--- Provided data Enclosed Below ---
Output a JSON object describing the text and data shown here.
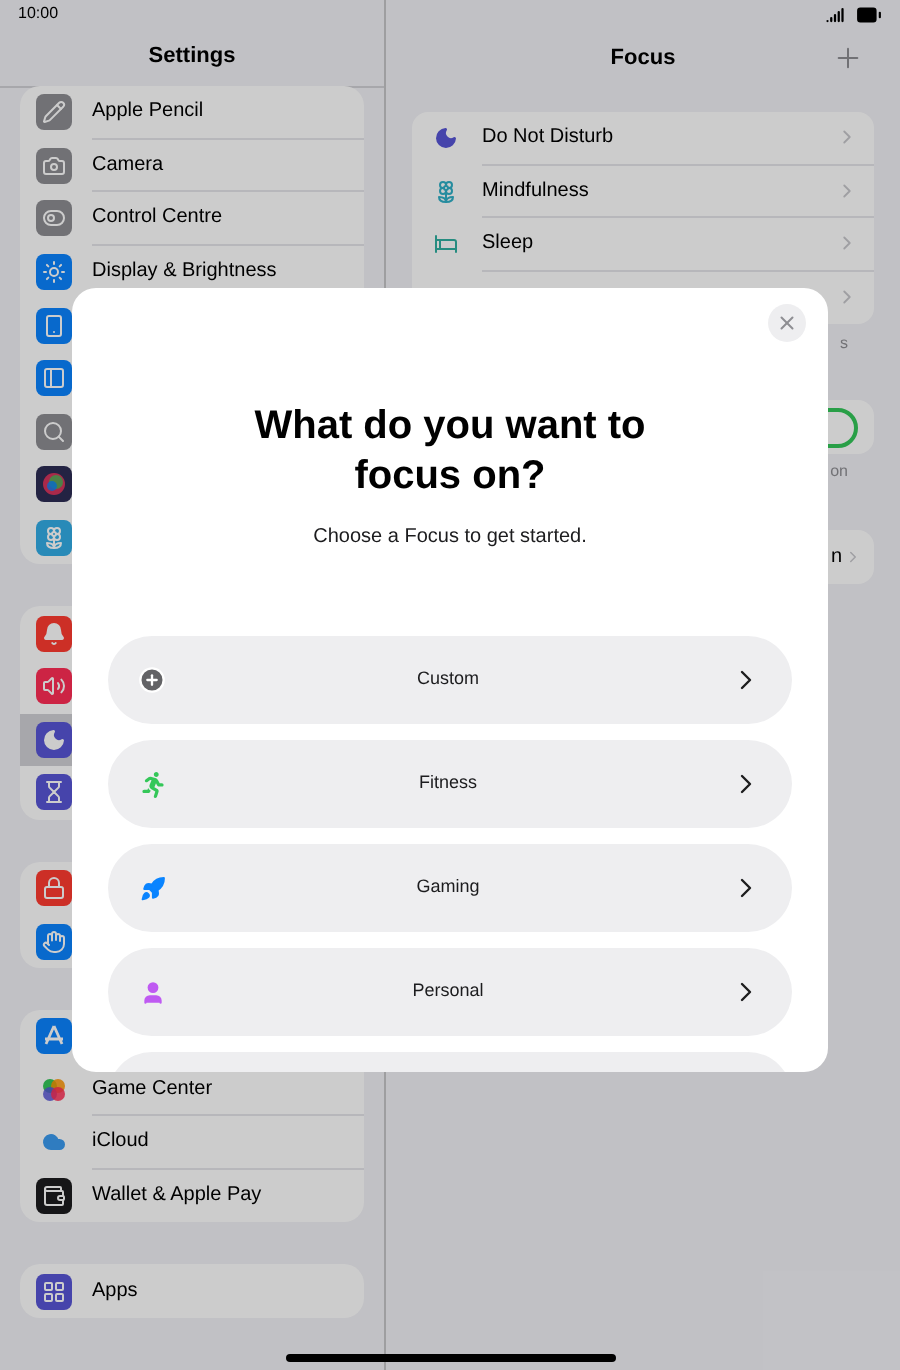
{
  "status_bar": {
    "time": "10:00"
  },
  "sidebar": {
    "title": "Settings",
    "groups": [
      {
        "items": [
          {
            "kind": "pencil",
            "label": "Apple Pencil",
            "selected": false
          },
          {
            "kind": "camera",
            "label": "Camera",
            "selected": false
          },
          {
            "kind": "toggles",
            "label": "Control Centre",
            "selected": false
          },
          {
            "kind": "sun",
            "label": "Display & Brightness",
            "selected": false
          },
          {
            "kind": "screen",
            "selected": false
          },
          {
            "kind": "panel",
            "selected": false
          },
          {
            "kind": "search",
            "selected": false
          },
          {
            "kind": "orb",
            "selected": false
          },
          {
            "kind": "flower",
            "selected": false
          }
        ]
      },
      {
        "items": [
          {
            "kind": "bell",
            "selected": false
          },
          {
            "kind": "speaker",
            "selected": false
          },
          {
            "kind": "moon",
            "selected": true
          },
          {
            "kind": "hourglass",
            "selected": false
          }
        ]
      },
      {
        "items": [
          {
            "kind": "lock",
            "selected": false
          },
          {
            "kind": "hand",
            "selected": false
          }
        ]
      },
      {
        "items": [
          {
            "kind": "appstore",
            "selected": false
          },
          {
            "kind": "gamecenter",
            "label": "Game Center",
            "selected": false
          },
          {
            "kind": "cloud",
            "label": "iCloud",
            "selected": false
          },
          {
            "kind": "wallet",
            "label": "Wallet & Apple Pay",
            "selected": false
          }
        ]
      },
      {
        "items": [
          {
            "kind": "apps",
            "label": "Apps",
            "selected": false
          }
        ]
      }
    ]
  },
  "detail": {
    "title": "Focus",
    "focus_modes": [
      {
        "kind": "moon",
        "label": "Do Not Disturb"
      },
      {
        "kind": "flower",
        "label": "Mindfulness"
      },
      {
        "kind": "bed",
        "label": "Sleep"
      },
      {
        "kind": "other"
      }
    ],
    "footer_1": "s",
    "toggle": {
      "on": true
    },
    "footer_2": "on",
    "row_3": "n"
  },
  "dialog": {
    "title": "What do you want to focus on?",
    "subtitle": "Choose a Focus to get started.",
    "options": [
      {
        "kind": "custom",
        "label": "Custom"
      },
      {
        "kind": "fitness",
        "label": "Fitness"
      },
      {
        "kind": "gaming",
        "label": "Gaming"
      },
      {
        "kind": "personal",
        "label": "Personal"
      },
      {
        "kind": "more"
      }
    ]
  }
}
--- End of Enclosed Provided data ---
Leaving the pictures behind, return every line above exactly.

Solution for this exercise:
Output a JSON object describing the text and data shown here.
{
  "status_bar": {
    "time": "10:00"
  },
  "sidebar": {
    "title": "Settings",
    "groups": [
      {
        "items": [
          {
            "kind": "pencil",
            "label": "Apple Pencil",
            "selected": false
          },
          {
            "kind": "camera",
            "label": "Camera",
            "selected": false
          },
          {
            "kind": "toggles",
            "label": "Control Centre",
            "selected": false
          },
          {
            "kind": "sun",
            "label": "Display & Brightness",
            "selected": false
          },
          {
            "kind": "screen",
            "selected": false
          },
          {
            "kind": "panel",
            "selected": false
          },
          {
            "kind": "search",
            "selected": false
          },
          {
            "kind": "orb",
            "selected": false
          },
          {
            "kind": "flower",
            "selected": false
          }
        ]
      },
      {
        "items": [
          {
            "kind": "bell",
            "selected": false
          },
          {
            "kind": "speaker",
            "selected": false
          },
          {
            "kind": "moon",
            "selected": true
          },
          {
            "kind": "hourglass",
            "selected": false
          }
        ]
      },
      {
        "items": [
          {
            "kind": "lock",
            "selected": false
          },
          {
            "kind": "hand",
            "selected": false
          }
        ]
      },
      {
        "items": [
          {
            "kind": "appstore",
            "selected": false
          },
          {
            "kind": "gamecenter",
            "label": "Game Center",
            "selected": false
          },
          {
            "kind": "cloud",
            "label": "iCloud",
            "selected": false
          },
          {
            "kind": "wallet",
            "label": "Wallet & Apple Pay",
            "selected": false
          }
        ]
      },
      {
        "items": [
          {
            "kind": "apps",
            "label": "Apps",
            "selected": false
          }
        ]
      }
    ]
  },
  "detail": {
    "title": "Focus",
    "focus_modes": [
      {
        "kind": "moon",
        "label": "Do Not Disturb"
      },
      {
        "kind": "flower",
        "label": "Mindfulness"
      },
      {
        "kind": "bed",
        "label": "Sleep"
      },
      {
        "kind": "other"
      }
    ],
    "footer_1": "s",
    "toggle": {
      "on": true
    },
    "footer_2": "on",
    "row_3": "n"
  },
  "dialog": {
    "title": "What do you want to focus on?",
    "subtitle": "Choose a Focus to get started.",
    "options": [
      {
        "kind": "custom",
        "label": "Custom"
      },
      {
        "kind": "fitness",
        "label": "Fitness"
      },
      {
        "kind": "gaming",
        "label": "Gaming"
      },
      {
        "kind": "personal",
        "label": "Personal"
      },
      {
        "kind": "more"
      }
    ]
  }
}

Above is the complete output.